Silence on miscarriages causes women to feel alone and guilty: To be honest, most of us who have gone through this secretly blame ourselves. We feel like we didn’t do enough due diligence to prevent the loss. Actually, nearly half (47%) of women feel guilty about their miscarriage. After suffering a miscarriage, two out of five women admit to feeling they had done something wrong during the pregnancy. Even if we ate well, rested a lot and went for all check-ups we feel like we let our husbands and the baby down.
Miscarriage doesn’t just affect the mother: Losing a baby affects both men and women. I have watched my husband grieve for our 2 babies for the last two years; I know how hard it has been for him. I once received an email from a man asking me how he could support his wife who had just had a miscarriage. We should talk about miscarriages because all of us are navigating this devastating loss in the dark.
We need your support, not gossip, not questions: Imagine your 6 months pregnant neighbor leaves home, goes to the hospital and comes home no longer pregnant. Most people start whispering that she has had an abortion. What that woman (and the rest of us) need is for you to visit her, help her with housework (because the pain is also physical) and show her love. It is difficult to fit in with women who have kids. We keep quite when they are swapping stories about breastfeeding and diapers. We feel like there is a sorority we are not qualified to join. What we need from you is once in a while stop talking about your adorable kids (no offense) and find out how we are doing. Alternatively, we can all talk about the reason we have met or better still, the weather.
These are some reasons we need to talk about miscarriages. In the same way we grieve for losing a parent, friend or a child who was live-birthed, it needs to become just as normal and accepted for us to share and grieve communally for lost pregnancies. Because the pain is just as real and lasting.
Author: Wanjiru Kihusa
I am Wanjiru Kihusa and I’m a writer and founder of Still A Mum – an organization that seeks to reduce maternal and newborn deaths in Africa. I am especially passionate about women and children.

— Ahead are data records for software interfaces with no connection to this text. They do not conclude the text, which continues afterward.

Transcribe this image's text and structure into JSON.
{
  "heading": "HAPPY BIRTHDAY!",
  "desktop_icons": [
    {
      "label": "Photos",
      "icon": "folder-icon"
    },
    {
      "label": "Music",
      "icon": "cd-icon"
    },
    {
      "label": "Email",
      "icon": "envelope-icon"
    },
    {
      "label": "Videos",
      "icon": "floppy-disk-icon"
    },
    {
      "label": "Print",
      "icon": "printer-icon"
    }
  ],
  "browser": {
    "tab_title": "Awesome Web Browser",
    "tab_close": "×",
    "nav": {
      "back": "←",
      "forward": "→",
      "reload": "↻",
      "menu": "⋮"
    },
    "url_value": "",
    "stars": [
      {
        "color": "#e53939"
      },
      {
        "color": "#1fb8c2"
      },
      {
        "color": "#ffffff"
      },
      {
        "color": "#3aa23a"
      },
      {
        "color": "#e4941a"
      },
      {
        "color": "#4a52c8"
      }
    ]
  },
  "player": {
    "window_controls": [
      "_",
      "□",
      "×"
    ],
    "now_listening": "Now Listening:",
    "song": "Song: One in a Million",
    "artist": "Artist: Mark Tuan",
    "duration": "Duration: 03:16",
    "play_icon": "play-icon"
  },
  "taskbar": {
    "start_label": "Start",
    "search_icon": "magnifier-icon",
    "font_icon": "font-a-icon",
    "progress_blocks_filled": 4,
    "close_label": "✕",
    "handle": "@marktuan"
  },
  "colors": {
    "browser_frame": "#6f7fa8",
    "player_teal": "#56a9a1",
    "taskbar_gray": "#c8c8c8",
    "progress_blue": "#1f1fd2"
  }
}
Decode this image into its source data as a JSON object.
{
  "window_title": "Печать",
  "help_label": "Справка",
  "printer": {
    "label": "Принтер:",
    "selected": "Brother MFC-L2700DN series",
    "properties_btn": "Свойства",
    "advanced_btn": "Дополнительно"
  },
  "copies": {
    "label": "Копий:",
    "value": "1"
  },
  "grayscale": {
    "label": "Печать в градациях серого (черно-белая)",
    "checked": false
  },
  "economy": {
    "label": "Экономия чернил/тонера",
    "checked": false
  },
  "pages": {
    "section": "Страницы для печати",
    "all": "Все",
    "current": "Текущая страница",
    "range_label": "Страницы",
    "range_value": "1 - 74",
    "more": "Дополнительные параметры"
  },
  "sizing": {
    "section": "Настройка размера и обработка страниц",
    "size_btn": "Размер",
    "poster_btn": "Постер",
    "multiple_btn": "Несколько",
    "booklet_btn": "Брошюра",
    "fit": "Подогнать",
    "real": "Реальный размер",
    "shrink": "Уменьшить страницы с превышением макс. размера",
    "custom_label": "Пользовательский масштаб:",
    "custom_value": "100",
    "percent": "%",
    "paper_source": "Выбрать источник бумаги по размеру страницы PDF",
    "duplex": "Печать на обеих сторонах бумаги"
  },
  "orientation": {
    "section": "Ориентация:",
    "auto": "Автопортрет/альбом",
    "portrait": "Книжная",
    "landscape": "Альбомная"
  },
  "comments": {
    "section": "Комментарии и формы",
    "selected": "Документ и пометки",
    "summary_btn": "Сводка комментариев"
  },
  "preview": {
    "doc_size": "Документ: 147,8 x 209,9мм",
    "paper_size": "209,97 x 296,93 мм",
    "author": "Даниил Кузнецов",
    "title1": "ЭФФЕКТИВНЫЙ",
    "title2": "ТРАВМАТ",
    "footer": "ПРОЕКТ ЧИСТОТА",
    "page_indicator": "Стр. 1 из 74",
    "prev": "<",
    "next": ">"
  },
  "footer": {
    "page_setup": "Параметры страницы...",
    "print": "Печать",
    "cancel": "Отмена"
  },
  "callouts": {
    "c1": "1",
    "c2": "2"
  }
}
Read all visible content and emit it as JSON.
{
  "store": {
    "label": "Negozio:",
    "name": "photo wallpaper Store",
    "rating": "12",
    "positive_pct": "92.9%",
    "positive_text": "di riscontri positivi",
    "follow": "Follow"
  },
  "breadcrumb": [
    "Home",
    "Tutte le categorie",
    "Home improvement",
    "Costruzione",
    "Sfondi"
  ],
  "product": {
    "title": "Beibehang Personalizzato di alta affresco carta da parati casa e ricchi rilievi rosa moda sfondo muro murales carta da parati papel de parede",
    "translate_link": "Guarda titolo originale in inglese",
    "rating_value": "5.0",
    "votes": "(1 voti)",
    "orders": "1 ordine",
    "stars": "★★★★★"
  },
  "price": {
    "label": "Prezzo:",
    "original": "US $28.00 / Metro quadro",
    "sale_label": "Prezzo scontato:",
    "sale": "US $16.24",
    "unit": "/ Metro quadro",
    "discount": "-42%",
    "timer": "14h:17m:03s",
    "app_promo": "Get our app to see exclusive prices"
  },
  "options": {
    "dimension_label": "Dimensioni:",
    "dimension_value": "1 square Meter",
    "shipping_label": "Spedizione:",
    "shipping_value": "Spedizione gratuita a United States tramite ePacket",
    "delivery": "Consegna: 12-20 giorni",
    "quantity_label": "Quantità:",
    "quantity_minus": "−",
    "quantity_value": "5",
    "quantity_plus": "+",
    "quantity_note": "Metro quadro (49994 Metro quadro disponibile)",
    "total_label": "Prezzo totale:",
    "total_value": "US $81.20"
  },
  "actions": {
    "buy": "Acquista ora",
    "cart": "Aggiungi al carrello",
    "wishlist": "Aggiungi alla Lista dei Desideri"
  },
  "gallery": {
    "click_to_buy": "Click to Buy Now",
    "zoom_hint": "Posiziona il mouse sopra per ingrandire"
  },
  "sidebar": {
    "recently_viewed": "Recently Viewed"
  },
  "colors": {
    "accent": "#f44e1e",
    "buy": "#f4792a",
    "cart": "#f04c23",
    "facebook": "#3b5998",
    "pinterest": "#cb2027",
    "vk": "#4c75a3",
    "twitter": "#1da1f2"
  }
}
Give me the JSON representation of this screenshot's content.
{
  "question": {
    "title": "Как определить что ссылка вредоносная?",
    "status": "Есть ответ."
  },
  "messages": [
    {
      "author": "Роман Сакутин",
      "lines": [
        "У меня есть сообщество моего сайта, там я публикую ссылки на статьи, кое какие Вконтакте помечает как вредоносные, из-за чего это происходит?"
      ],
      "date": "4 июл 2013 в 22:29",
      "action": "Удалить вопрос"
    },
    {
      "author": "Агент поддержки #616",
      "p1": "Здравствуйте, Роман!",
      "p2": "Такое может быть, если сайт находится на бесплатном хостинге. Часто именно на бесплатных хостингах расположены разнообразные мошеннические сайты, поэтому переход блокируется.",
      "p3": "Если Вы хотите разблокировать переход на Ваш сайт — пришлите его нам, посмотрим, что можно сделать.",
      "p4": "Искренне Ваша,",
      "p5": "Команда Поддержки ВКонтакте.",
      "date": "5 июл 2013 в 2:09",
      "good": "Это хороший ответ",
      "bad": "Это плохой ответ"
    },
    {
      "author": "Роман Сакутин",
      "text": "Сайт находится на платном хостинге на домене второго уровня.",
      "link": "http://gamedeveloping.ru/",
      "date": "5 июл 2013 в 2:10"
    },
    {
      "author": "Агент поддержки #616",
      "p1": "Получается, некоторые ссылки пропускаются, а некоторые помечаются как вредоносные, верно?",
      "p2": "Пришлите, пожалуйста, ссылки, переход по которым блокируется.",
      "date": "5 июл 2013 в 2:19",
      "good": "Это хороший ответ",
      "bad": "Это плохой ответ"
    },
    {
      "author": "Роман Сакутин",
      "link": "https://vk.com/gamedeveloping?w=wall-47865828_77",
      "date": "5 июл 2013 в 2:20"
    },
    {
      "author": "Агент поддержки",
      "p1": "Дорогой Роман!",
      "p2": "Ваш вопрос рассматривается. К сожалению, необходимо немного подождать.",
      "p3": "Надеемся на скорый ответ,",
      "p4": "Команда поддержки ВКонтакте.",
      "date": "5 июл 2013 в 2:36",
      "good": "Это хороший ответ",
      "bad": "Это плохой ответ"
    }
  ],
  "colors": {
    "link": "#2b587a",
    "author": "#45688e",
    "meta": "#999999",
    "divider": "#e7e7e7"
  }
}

I blog to share my thoughts and experiences hoping that in the process someone will learn from my life.